    When you identify and toss the extras, the punctuation becomes important. Why? Because while we don’t naturally talk in complex sentences, we do tend to talk in ellipses, dashes and italics. Do not, however, rely on ellipses, dashes and italics in your dialogue. If used too often, they lose the punch-thwack effect you want them to have. Bottom line: trust the reader to understand what your characters are saying and instead use the punctuation to tell the reader how your characters feel. If you will, have a look at the example below and consider the effect of punctuation on the mood of the sentence rather than the clarification:

    “… Can meet? What do— can? I’m set to leave for Wallace’s property— land— the man’s whatever in a matter of days. You said that you would help me; now you ask me to finish the document all on my own with guards lurking outside my door both day and night, breathing through the damned keyhole, until the two of us can meet again— can meet—what do you mean by can?”
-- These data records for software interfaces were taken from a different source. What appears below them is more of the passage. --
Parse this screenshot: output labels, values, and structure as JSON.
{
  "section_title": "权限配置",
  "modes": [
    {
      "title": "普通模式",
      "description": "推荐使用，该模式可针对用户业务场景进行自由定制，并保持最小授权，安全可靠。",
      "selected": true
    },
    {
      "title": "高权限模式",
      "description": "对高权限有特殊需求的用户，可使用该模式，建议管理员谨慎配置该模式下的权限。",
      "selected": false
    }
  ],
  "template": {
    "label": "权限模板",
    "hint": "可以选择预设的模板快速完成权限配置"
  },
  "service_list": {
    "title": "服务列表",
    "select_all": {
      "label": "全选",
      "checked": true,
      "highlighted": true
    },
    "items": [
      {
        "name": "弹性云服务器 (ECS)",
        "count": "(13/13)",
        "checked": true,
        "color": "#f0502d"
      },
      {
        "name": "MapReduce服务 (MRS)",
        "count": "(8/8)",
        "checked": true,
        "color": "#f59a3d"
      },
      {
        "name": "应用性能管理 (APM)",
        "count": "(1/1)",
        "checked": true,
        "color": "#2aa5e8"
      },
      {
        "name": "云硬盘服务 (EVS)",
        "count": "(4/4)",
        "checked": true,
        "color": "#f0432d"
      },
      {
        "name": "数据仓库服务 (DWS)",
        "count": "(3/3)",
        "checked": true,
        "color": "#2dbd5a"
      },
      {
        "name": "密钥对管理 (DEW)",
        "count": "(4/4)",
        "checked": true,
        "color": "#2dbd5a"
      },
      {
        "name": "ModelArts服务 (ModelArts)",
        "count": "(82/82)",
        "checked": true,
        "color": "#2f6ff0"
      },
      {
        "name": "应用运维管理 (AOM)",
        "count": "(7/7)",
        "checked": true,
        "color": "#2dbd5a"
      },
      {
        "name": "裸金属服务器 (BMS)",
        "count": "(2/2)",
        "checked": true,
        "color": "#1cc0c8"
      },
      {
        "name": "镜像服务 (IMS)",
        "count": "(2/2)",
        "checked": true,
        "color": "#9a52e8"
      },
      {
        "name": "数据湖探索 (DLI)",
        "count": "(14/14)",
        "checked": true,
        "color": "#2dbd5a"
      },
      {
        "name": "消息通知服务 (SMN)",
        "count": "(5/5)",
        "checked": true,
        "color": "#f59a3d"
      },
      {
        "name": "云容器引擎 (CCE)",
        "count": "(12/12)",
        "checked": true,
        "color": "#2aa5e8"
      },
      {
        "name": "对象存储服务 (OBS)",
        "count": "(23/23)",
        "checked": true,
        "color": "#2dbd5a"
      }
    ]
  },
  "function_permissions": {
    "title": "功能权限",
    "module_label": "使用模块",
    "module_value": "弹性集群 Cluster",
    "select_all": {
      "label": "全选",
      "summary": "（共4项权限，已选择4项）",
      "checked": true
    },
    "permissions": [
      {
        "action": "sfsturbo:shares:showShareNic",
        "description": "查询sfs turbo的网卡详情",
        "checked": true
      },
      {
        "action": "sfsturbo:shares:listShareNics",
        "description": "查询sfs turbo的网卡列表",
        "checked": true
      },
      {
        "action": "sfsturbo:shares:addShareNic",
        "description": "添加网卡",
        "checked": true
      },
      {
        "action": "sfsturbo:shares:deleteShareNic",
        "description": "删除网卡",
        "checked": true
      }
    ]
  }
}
  3. Delay the underpainting

    One way to secure an easy, readable flow in your dialogue is to delay the underpainting and focus solely on the tennis-match dialogue itself. When applied to writing, the so-called underpainting equals the meaty bits of text in between your dialogue – that is, your character’s actions, the tinkering of plot, scenic descriptions, and whatever else. It can be advantageous to save this for later so that it won’t interfere with the natural flow of dialogue as it transfers from your mind to your fingers and, lastly, to the paper before you.

  4. Read it aloud

    In a way, dialogue is much like poetry in that it ought to be read aloud. After all, dialogue happens out loud in real life and not inside your head (of course, that’s debatable, but let’s not debate that just now). Reading dialogue aloud gives us the absolute best idea whether something sounds natural or unnatural. It shows us the hitches, or the lack thereof, in the flow. Remember that in the matter of dialogue, our ears work far better than our eyes.

Easy is as easy does!

Basically, if you do not speak it, you should steer clear of writing it, so always keep that rule of thumb in mind. Otherwise, write your dialogue however you want to. The best writing ultimately comes from the gut – in it’s original, first-draft form, of course.